“They started the evacuation and they took him away. He didn’t want to leave and his mother didn’t want to leave. Home is home, even though they lived in a basement,” she laments.
Due to a faulty telephone network, the grandmother does not know where the teenager is now. But she admits it was best that he left. “I’m even happy. It might be better there.

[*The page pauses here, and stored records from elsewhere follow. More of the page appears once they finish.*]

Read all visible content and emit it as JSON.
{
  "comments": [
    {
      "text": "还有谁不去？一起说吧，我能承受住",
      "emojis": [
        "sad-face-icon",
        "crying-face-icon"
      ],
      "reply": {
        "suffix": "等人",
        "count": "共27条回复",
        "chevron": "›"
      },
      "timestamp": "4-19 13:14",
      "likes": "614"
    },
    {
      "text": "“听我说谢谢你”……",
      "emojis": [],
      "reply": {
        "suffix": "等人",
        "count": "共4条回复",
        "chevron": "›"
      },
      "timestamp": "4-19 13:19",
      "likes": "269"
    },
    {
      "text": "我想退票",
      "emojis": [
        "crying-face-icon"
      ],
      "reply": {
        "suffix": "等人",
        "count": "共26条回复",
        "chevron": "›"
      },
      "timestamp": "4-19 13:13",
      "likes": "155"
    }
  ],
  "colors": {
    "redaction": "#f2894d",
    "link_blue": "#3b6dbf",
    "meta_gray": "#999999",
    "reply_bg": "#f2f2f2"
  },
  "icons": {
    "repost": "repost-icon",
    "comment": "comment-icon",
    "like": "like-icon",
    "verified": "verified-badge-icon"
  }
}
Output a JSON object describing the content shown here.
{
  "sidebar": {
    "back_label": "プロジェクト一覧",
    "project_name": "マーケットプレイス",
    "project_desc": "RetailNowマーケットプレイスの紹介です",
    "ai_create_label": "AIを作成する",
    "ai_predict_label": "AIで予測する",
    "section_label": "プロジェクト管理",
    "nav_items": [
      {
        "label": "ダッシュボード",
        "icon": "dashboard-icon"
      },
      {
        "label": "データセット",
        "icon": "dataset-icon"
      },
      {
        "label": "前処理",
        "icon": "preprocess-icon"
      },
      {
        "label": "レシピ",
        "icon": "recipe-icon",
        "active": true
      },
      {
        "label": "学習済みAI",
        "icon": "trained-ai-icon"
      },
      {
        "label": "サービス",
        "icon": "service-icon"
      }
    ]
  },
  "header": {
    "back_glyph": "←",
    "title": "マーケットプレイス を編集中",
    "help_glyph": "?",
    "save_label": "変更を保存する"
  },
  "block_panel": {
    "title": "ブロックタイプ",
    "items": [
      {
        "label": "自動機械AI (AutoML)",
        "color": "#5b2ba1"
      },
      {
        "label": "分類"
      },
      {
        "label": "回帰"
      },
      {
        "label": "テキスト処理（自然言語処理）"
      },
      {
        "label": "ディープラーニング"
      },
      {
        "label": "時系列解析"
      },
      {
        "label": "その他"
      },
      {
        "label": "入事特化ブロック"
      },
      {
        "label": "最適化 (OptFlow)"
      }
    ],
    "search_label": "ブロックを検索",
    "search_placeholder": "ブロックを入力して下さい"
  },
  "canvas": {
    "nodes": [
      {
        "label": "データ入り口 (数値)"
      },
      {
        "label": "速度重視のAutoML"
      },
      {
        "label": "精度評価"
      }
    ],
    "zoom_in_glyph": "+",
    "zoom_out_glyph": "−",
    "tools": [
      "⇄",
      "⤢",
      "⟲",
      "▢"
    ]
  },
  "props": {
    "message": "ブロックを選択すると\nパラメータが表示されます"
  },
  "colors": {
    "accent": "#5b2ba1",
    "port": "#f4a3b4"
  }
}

Here they shoot and you can’t sleep at night.”
Avdiivka Mayor Vitali Barabach said on Monday that eight children were still in the town, and accused the parents of “hiding” them. “We’ll go get them,” he promised.
According to Mykhailo Pourychev, the manager of the new reception center for residents of Avdiivka, the police evacuated two children on Monday.
The 37-year-old man is known to have evacuated the inhabitants of his hometown, Mariupol, a port city taken by the Russians in May 2022 after a devastating siege.
It has already set up shelters in the worst flashpoints of the war, including Bakhmout.
According to him, there are some 2,000 inhabitants left in Avdiivka, compared to 30,000 when the Kremlin launched its invasion in February 2022. The city has been on the front since 2014 and the start of the war between Ukrainian forces and separatists led by Moscow.
Russian troops have been trying for months to take the town 13 km from Donetsk, the Russian-controlled capital of the eponymous region.
Mr. Pourychev is not very patient with the families who remain in Avdiivka, believing that the children are “hostages of their parents”.
He recalls the recent death of a five-month-old baby in a Russian strike and says toddlers living in basements “sometimes don’t see the sky for three months.”
In Avdiïvka, he manages a new underground shelter with the help of residents and volunteers. A well dug 40 meters deep provides water for showers and washing machines. There is even a hairdresser.
“When you turn on a tap and the water runs, it’s magic for people,” he explains, “because they’ve been living in this hellhole for a year,” with no running water, no electricity, no heat. .
Sergiy, 68, takes off his winter coat and fur cap, revealing matted hair and filthy clothes. We help him into the shower, then he comes out clean and goes to get his hair cut.
Two retired women watch their clothes spinning around in the washing machines.
In the street, apart from the firing of nearby Ukrainian artillery and the barking of dogs, there is practically no noise.
A few vehicles transport soldiers. In the air hangs the smell of smoke from the stovepipes emerging from the cellars.
Lioudmyla, 66, cuts branches for the stove in the basement where she lives with six other people. She says she is “constantly tense and scared”.
“Are we going to survive, are we not going to survive? “, she wonders.
“Everybody got a lot thinner and grayer,” she says.
She has heard that she can wash clothes in the new shelter, located 10 minutes away on foot, but she does not dare venture there. “It’s so scary,” she blurts out, as an explosion sounds in the distance.
Avdiivka no longer has an ambulance or lifeguards. At the central hospital, the two doctors still present provide basic treatment and stabilize seriously injured patients. These are then evacuated by the police or volunteers to towns farther from the front.
The only surgeon, Mykhaïlo Orlov, explains that civilians are injured by shrapnel and mortars, and bullets.
They suffer from “open traumatic brain injury, penetrating injuries to the chest and abdomen, injuries to the upper and lower limbs”.
Hospital director Vitaliy Sytnyk opens the door to one of the abandoned wards, removing a recently broken window. “This is the latest damage,” he comments sadly. “Yet we had spent so much effort and money on the renovations.”